— TASK BRIEF —
If a line in the material below holds the string "mapping", tally it, then give the tally alone.

━━━ MATERIAL FOR THE TASK ━━━

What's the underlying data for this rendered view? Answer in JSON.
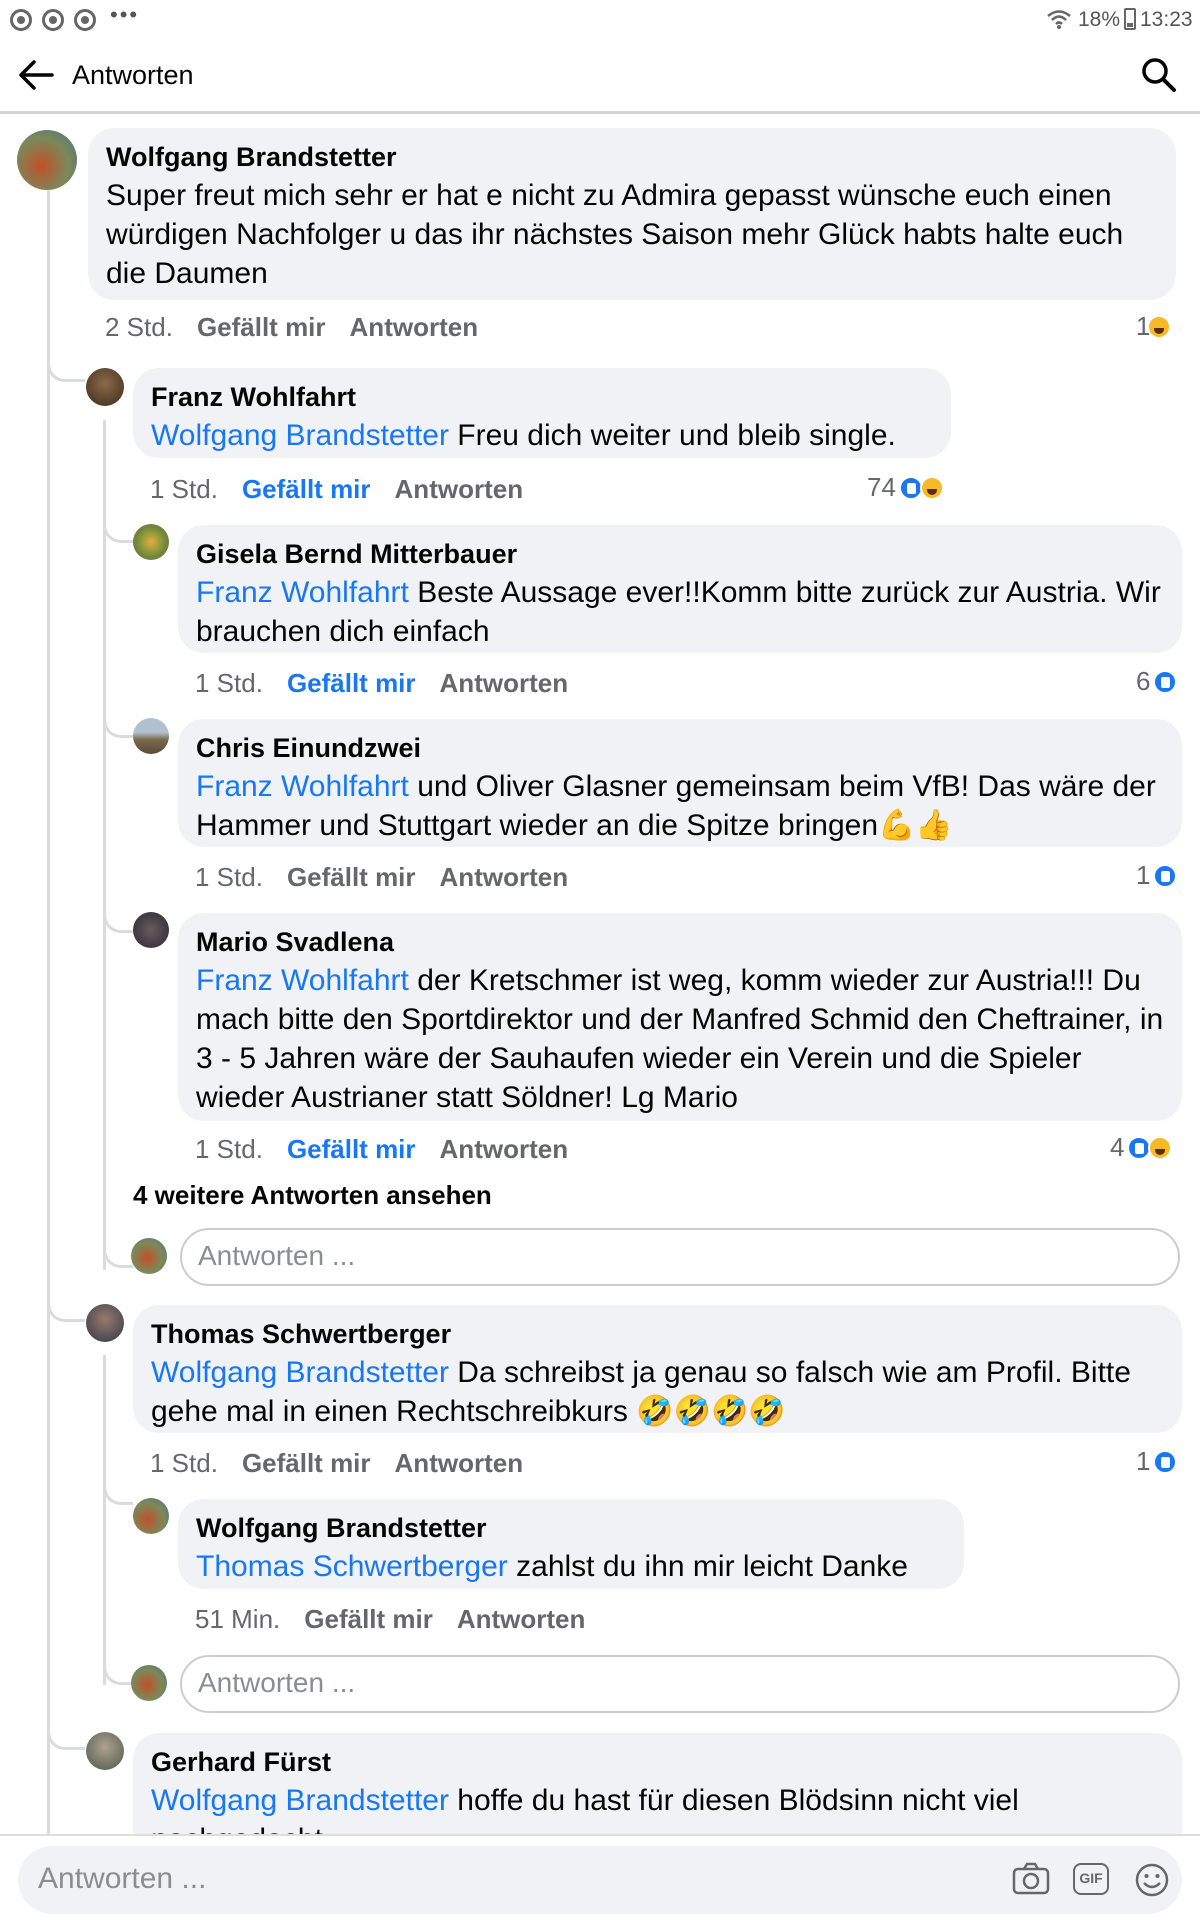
{
  "status": {
    "battery": "18%",
    "time": "13:23"
  },
  "header": {
    "title": "Antworten"
  },
  "comments": [
    {
      "name": "Wolfgang Brandstetter",
      "mention": "",
      "text": "Super freut mich sehr er hat e nicht zu Admira gepasst  wünsche euch einen würdigen  Nachfolger u das ihr nächstes Saison mehr Glück habts halte euch die Daumen",
      "time": "2 Std.",
      "like": "Gefällt mir",
      "reply": "Antworten",
      "count": "1"
    },
    {
      "name": "Franz Wohlfahrt",
      "mention": "Wolfgang Brandstetter",
      "text": " Freu dich weiter und bleib single.",
      "time": "1 Std.",
      "like": "Gefällt mir",
      "reply": "Antworten",
      "count": "74"
    },
    {
      "name": "Gisela Bernd Mitterbauer",
      "mention": "Franz Wohlfahrt",
      "text": " Beste Aussage ever!!Komm bitte zurück zur Austria. Wir brauchen dich einfach",
      "time": "1 Std.",
      "like": "Gefällt mir",
      "reply": "Antworten",
      "count": "6"
    },
    {
      "name": "Chris Einundzwei",
      "mention": "Franz Wohlfahrt",
      "text": " und Oliver Glasner gemeinsam beim VfB! Das wäre der Hammer und Stuttgart wieder an die Spitze bringen💪👍",
      "time": "1 Std.",
      "like": "Gefällt mir",
      "reply": "Antworten",
      "count": "1"
    },
    {
      "name": "Mario Svadlena",
      "mention": "Franz Wohlfahrt",
      "text": "  der Kretschmer ist weg, komm wieder zur Austria!!! Du mach bitte den Sportdirektor und der Manfred Schmid den Cheftrainer, in 3 - 5 Jahren wäre der Sauhaufen wieder ein Verein und die Spieler wieder Austrianer statt Söldner! Lg Mario",
      "time": "1 Std.",
      "like": "Gefällt mir",
      "reply": "Antworten",
      "count": "4"
    },
    {
      "name": "Thomas Schwertberger",
      "mention": "Wolfgang Brandstetter",
      "text": " Da schreibst ja genau so falsch wie am Profil. Bitte gehe mal in einen Rechtschreibkurs ",
      "time": "1 Std.",
      "like": "Gefällt mir",
      "reply": "Antworten",
      "count": "1"
    },
    {
      "name": "Wolfgang Brandstetter",
      "mention": "Thomas Schwertberger",
      "text": " zahlst du ihn mir leicht Danke",
      "time": "51 Min.",
      "like": "Gefällt mir",
      "reply": "Antworten",
      "count": ""
    },
    {
      "name": "Gerhard Fürst",
      "mention": "Wolfgang Brandstetter",
      "text": " hoffe du hast für diesen Blödsinn nicht viel nachgedacht",
      "time": "",
      "like": "",
      "reply": "",
      "count": ""
    }
  ],
  "more_replies": "4 weitere Antworten ansehen",
  "reply_placeholder": "Antworten ...",
  "composer": {
    "placeholder": "Antworten ...",
    "gif_label": "GIF"
  }
}
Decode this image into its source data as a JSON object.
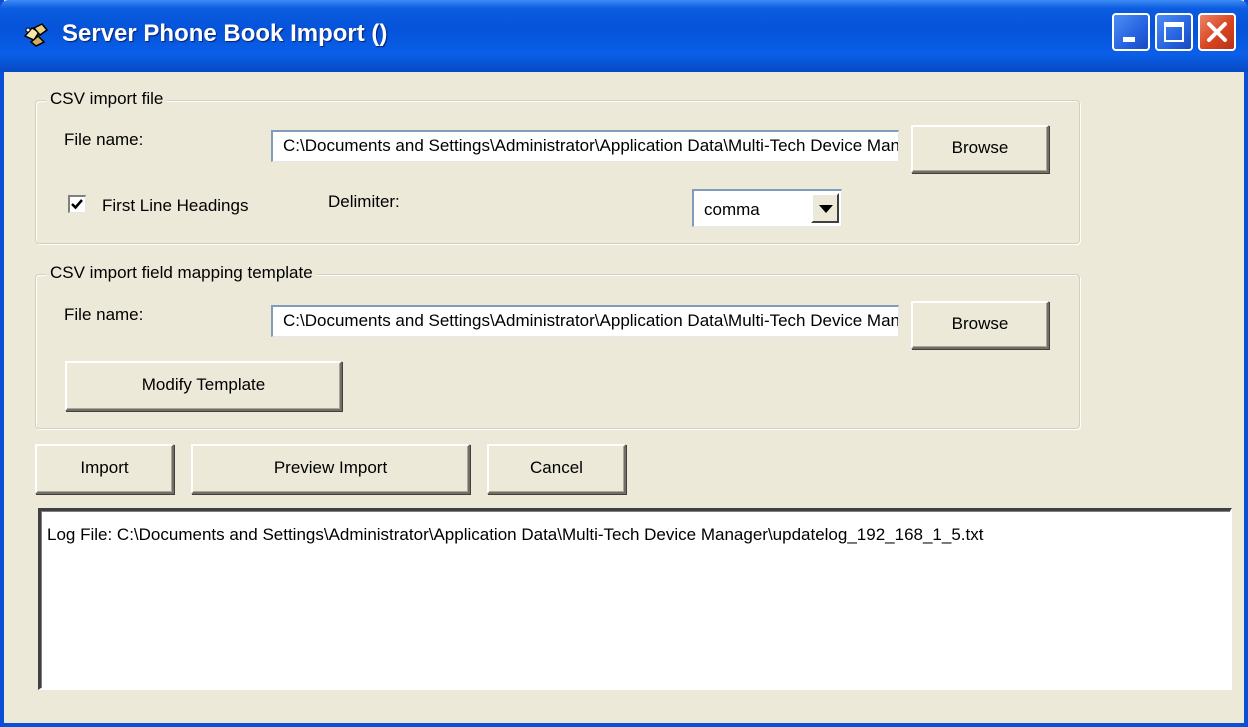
{
  "window": {
    "title": "Server Phone Book Import ()",
    "icons": {
      "app": "phone-book-app-icon",
      "minimize": "minimize-icon",
      "maximize": "maximize-icon",
      "close": "close-icon"
    }
  },
  "csv_import": {
    "legend": "CSV import file",
    "file_label": "File name:",
    "file_value": "C:\\Documents and Settings\\Administrator\\Application Data\\Multi-Tech Device Manager\\",
    "browse_label": "Browse",
    "first_line_label": "First Line Headings",
    "first_line_checked": true,
    "delimiter_label": "Delimiter:",
    "delimiter_value": "comma"
  },
  "mapping": {
    "legend": "CSV import field mapping template",
    "file_label": "File name:",
    "file_value": "C:\\Documents and Settings\\Administrator\\Application Data\\Multi-Tech Device Manager\\",
    "browse_label": "Browse",
    "modify_label": "Modify Template"
  },
  "actions": {
    "import_label": "Import",
    "preview_label": "Preview Import",
    "cancel_label": "Cancel"
  },
  "log": {
    "text": "Log File: C:\\Documents and Settings\\Administrator\\Application Data\\Multi-Tech Device Manager\\updatelog_192_168_1_5.txt"
  }
}
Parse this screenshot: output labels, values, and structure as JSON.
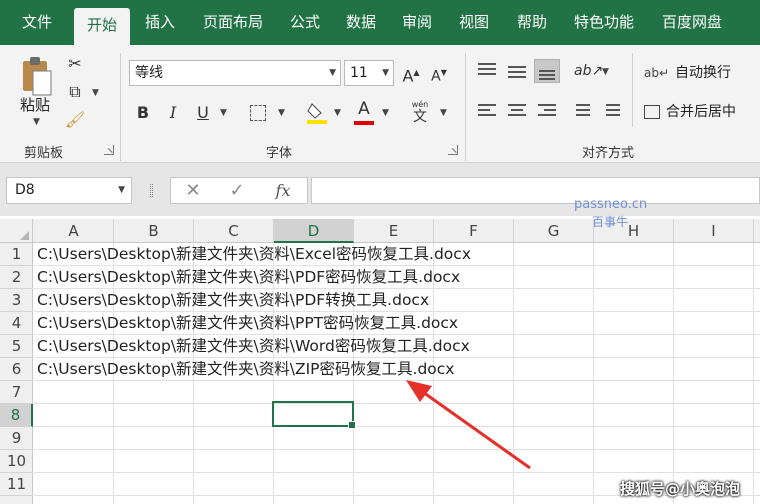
{
  "tabs": [
    "文件",
    "开始",
    "插入",
    "页面布局",
    "公式",
    "数据",
    "审阅",
    "视图",
    "帮助",
    "特色功能",
    "百度网盘"
  ],
  "active_tab": "开始",
  "clipboard": {
    "paste_label": "粘贴",
    "group_label": "剪贴板"
  },
  "font": {
    "name": "等线",
    "size": "11",
    "group_label": "字体",
    "phonetic_label": "wén",
    "phonetic_char": "文"
  },
  "alignment": {
    "wrap_text": "自动换行",
    "merge_center": "合并后居中",
    "group_label": "对齐方式"
  },
  "formula_bar": {
    "name_box": "D8",
    "fx": "fx",
    "cancel": "✕",
    "enter": "✓"
  },
  "columns": [
    "A",
    "B",
    "C",
    "D",
    "E",
    "F",
    "G",
    "H",
    "I"
  ],
  "selected_column": "D",
  "rows": [
    "1",
    "2",
    "3",
    "4",
    "5",
    "6",
    "7",
    "8",
    "9",
    "10",
    "11"
  ],
  "selected_row": "8",
  "cells": [
    "C:\\Users\\Desktop\\新建文件夹\\资料\\Excel密码恢复工具.docx",
    "C:\\Users\\Desktop\\新建文件夹\\资料\\PDF密码恢复工具.docx",
    "C:\\Users\\Desktop\\新建文件夹\\资料\\PDF转换工具.docx",
    "C:\\Users\\Desktop\\新建文件夹\\资料\\PPT密码恢复工具.docx",
    "C:\\Users\\Desktop\\新建文件夹\\资料\\Word密码恢复工具.docx",
    "C:\\Users\\Desktop\\新建文件夹\\资料\\ZIP密码恢复工具.docx"
  ],
  "watermarks": {
    "site": "passneo.cn",
    "site_sub": "百事牛",
    "author": "搜狐号@小奥泡泡"
  },
  "colors": {
    "excel_green": "#217346",
    "arrow_red": "#e5302a"
  }
}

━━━

— ANSWER SPACE —
2